__The task__:
Gather every line below where "this" appears.

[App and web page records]
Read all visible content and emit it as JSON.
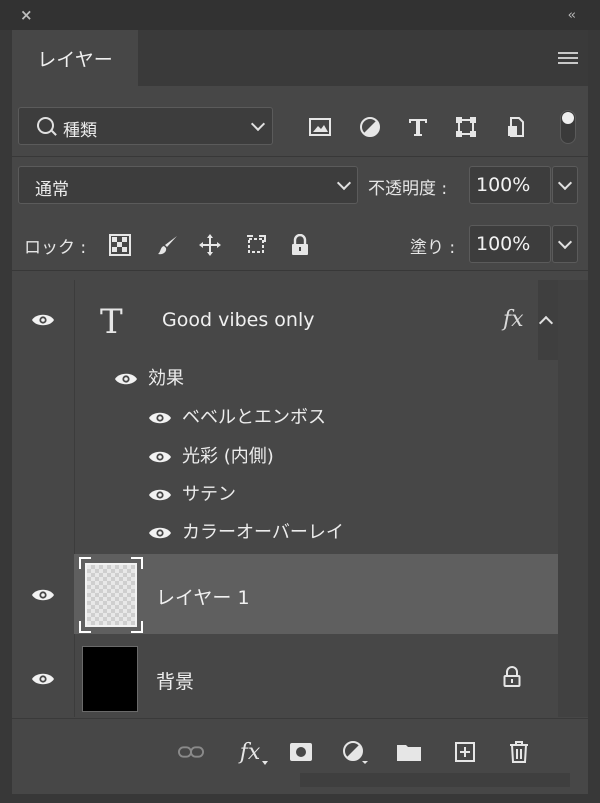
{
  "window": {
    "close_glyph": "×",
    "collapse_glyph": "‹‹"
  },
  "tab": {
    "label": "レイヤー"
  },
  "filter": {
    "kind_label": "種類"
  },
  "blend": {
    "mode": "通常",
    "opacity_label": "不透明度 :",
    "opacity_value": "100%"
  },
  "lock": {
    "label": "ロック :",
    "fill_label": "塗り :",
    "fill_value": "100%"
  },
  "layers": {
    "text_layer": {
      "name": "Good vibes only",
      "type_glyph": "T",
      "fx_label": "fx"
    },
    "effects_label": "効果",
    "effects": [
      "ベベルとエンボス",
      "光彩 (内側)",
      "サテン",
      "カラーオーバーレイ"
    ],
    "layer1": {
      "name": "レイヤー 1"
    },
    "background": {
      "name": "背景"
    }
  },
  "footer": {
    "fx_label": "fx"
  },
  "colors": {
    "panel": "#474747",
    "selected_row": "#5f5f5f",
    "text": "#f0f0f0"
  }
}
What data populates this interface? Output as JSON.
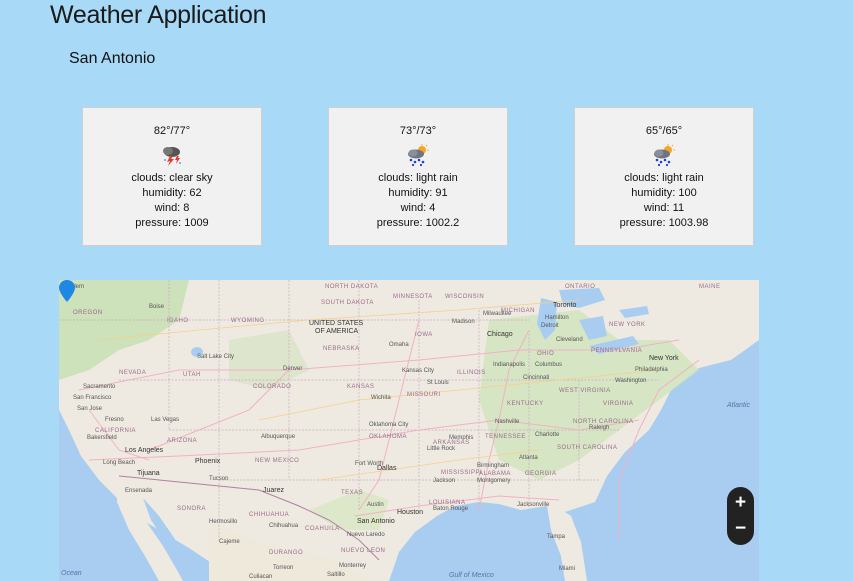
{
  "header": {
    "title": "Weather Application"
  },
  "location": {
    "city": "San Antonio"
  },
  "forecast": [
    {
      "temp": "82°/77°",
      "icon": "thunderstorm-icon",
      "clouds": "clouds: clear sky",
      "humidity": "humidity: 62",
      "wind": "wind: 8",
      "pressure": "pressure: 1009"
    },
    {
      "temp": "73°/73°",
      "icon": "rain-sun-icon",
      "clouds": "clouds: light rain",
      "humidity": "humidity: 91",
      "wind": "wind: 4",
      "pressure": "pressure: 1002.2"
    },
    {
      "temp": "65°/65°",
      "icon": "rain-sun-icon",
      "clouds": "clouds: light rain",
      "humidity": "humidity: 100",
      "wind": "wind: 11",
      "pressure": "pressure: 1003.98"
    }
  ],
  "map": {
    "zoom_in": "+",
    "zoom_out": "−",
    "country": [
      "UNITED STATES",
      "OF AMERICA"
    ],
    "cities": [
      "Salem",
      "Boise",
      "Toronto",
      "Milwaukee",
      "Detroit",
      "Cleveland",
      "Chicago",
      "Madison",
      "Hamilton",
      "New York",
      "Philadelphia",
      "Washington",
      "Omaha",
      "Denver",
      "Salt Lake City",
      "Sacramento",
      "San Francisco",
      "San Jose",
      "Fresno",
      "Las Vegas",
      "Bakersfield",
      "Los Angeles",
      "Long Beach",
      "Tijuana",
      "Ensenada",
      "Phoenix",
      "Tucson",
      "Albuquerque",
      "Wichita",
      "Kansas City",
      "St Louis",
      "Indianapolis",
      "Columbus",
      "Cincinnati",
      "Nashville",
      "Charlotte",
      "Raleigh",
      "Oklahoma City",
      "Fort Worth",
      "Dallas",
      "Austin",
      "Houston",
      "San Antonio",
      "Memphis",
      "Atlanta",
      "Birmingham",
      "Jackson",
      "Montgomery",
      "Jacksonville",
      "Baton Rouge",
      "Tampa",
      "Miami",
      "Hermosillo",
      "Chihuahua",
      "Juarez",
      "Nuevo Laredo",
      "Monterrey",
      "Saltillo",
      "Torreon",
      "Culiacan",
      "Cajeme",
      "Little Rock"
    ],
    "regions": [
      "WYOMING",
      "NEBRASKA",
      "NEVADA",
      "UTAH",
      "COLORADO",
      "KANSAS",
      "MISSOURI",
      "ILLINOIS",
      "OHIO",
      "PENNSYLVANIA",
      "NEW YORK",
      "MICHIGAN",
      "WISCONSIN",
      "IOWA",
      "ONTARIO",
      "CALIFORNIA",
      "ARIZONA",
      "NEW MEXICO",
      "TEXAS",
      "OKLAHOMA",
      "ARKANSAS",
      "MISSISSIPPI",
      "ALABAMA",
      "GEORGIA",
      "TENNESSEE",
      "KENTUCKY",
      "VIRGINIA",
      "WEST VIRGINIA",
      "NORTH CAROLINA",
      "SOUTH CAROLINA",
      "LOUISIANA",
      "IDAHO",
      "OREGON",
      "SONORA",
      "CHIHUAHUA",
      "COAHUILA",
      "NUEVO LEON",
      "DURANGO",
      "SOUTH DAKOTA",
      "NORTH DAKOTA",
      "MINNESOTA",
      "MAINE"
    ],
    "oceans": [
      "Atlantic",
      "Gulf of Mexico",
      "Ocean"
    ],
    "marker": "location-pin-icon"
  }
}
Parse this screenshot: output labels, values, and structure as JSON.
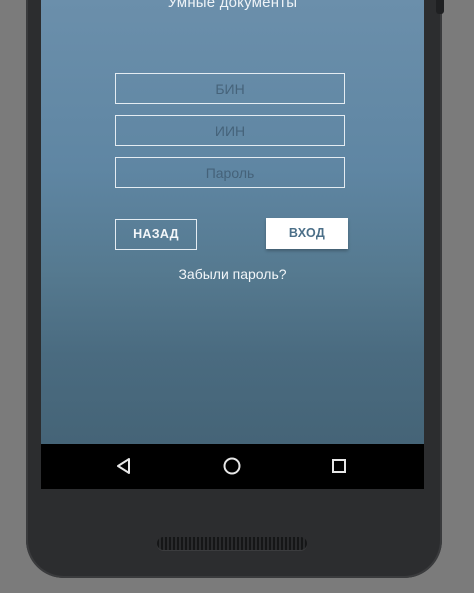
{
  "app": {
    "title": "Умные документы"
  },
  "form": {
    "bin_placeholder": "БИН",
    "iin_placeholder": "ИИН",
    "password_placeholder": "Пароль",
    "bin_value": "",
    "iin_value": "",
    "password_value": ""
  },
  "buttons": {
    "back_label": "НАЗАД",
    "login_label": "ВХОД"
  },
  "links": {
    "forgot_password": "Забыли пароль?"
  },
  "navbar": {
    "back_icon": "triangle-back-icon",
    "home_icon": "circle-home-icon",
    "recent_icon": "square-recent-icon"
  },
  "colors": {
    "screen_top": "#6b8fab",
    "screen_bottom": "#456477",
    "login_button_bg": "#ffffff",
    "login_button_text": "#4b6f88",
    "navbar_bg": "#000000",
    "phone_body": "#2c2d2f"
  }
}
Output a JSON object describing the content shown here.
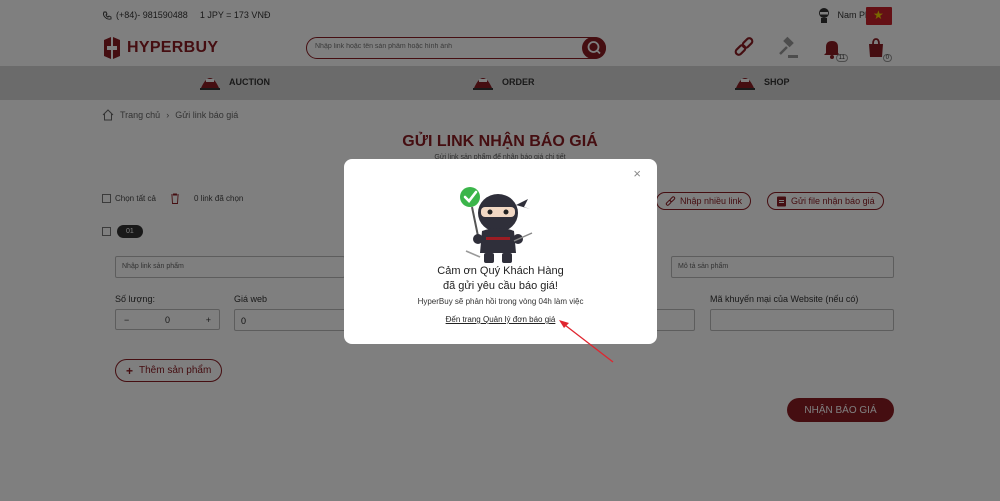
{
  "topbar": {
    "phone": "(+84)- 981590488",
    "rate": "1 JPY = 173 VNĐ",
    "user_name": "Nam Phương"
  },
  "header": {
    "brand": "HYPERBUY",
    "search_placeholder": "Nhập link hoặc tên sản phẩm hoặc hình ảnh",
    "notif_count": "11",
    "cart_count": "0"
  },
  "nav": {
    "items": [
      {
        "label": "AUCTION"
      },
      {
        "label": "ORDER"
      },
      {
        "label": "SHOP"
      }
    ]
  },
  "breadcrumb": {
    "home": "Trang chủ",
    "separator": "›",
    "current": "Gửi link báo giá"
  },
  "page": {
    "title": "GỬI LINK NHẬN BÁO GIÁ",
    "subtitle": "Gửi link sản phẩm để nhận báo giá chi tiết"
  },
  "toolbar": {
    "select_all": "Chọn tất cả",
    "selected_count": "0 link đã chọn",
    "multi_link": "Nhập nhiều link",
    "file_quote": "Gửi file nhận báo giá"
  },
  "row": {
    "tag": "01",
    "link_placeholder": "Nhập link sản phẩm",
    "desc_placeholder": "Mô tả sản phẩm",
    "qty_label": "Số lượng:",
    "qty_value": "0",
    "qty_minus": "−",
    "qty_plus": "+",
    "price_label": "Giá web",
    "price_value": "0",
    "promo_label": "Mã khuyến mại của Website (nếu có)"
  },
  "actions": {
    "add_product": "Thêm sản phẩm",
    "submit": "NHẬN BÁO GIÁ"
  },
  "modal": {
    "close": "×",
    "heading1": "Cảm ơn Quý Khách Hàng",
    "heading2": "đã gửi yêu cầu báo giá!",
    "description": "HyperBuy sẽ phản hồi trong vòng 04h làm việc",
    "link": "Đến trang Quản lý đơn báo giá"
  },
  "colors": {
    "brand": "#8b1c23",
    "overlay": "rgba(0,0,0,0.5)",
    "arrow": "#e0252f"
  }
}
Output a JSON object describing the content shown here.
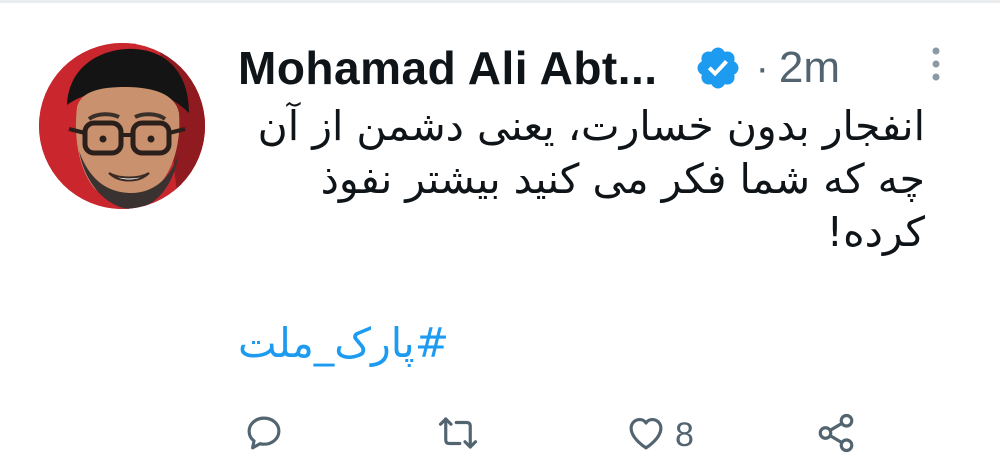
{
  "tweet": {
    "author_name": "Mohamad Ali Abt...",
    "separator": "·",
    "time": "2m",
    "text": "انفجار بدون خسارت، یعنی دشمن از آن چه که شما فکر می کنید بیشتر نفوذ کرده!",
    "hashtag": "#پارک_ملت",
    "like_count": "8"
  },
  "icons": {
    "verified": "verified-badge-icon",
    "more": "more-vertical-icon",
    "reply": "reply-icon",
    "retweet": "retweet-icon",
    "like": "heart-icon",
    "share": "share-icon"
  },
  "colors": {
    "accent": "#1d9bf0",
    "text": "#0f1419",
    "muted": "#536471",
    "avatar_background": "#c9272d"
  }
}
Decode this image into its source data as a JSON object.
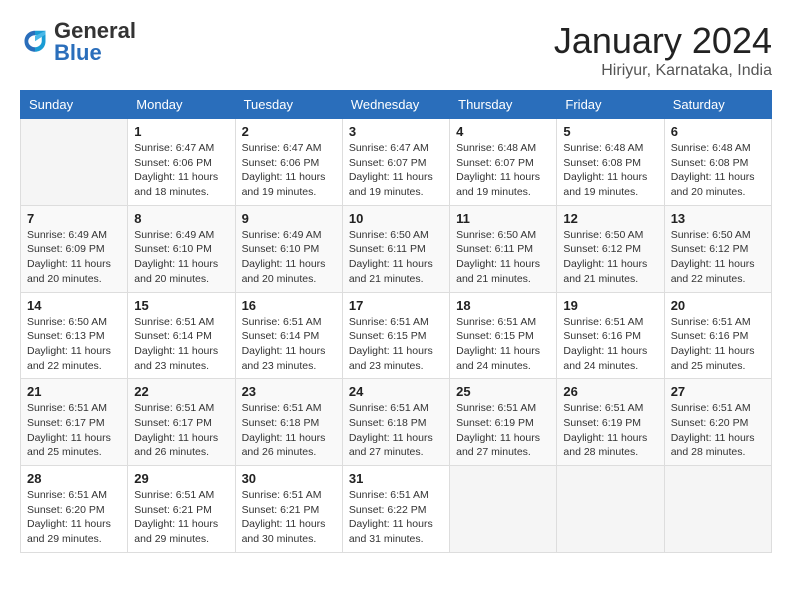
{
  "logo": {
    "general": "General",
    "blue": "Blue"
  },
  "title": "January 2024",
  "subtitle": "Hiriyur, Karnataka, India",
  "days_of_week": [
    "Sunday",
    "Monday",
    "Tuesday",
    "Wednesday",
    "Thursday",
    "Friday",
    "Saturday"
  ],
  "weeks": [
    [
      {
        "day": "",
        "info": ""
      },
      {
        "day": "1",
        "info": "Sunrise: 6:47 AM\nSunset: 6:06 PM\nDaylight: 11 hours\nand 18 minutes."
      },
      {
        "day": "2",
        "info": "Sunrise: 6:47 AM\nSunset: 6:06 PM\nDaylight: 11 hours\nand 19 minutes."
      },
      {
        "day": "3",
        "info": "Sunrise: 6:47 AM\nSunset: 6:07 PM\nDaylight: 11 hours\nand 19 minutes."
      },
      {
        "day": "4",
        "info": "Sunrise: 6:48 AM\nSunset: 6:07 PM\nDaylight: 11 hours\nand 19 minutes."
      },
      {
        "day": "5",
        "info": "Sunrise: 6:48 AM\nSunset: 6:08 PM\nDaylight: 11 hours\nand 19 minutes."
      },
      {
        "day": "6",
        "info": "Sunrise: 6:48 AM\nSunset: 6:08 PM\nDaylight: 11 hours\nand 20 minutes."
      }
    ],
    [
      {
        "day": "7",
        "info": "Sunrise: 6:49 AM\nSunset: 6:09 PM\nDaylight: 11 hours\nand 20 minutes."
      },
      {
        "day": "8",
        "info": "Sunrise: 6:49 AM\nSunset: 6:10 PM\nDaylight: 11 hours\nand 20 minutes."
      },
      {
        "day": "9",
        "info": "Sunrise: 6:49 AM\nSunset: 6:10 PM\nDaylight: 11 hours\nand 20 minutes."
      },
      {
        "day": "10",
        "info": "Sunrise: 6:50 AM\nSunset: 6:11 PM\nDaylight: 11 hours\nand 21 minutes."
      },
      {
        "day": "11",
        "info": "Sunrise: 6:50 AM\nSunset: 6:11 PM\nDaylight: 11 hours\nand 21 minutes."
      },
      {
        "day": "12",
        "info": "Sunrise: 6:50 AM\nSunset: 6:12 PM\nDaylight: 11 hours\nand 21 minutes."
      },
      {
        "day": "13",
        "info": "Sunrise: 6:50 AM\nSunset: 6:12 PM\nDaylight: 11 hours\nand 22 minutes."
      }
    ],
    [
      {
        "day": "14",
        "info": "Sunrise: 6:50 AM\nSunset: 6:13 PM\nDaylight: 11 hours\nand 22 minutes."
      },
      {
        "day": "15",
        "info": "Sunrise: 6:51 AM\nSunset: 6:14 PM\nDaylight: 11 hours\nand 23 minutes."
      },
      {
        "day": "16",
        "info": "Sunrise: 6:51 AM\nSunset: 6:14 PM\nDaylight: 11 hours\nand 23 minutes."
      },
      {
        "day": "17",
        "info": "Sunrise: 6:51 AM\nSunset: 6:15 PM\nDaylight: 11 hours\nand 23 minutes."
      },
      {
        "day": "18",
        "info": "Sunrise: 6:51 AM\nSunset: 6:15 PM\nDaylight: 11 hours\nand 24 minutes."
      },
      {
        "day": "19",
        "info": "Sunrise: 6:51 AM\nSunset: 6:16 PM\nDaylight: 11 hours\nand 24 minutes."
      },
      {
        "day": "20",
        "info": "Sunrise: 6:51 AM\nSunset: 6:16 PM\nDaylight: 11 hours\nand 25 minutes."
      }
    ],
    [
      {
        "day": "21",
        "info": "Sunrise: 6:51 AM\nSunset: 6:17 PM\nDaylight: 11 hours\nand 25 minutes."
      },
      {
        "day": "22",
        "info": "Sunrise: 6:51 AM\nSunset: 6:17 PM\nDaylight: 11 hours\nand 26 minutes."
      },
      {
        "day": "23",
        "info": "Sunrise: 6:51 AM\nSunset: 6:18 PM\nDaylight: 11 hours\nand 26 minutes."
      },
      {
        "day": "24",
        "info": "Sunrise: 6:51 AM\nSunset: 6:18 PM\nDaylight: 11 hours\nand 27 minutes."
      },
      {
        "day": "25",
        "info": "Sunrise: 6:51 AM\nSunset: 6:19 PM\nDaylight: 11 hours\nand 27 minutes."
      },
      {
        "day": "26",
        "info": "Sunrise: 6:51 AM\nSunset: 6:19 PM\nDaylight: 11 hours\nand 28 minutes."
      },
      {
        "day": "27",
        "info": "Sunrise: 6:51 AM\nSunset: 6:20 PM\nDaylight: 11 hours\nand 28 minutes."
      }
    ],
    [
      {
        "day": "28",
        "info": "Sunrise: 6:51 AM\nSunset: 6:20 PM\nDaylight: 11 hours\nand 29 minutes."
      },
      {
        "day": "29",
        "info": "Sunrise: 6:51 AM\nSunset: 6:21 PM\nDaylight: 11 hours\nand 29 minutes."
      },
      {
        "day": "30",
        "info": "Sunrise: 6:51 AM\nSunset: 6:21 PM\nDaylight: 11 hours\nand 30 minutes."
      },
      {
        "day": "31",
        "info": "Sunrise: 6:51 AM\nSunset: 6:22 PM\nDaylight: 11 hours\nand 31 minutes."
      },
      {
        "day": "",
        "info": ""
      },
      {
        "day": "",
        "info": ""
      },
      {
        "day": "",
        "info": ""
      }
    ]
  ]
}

__Task solution__:
What data populates this interface? Output as JSON.
Parse this screenshot: output labels, values, and structure as JSON.
Decode this image into its source data as a JSON object.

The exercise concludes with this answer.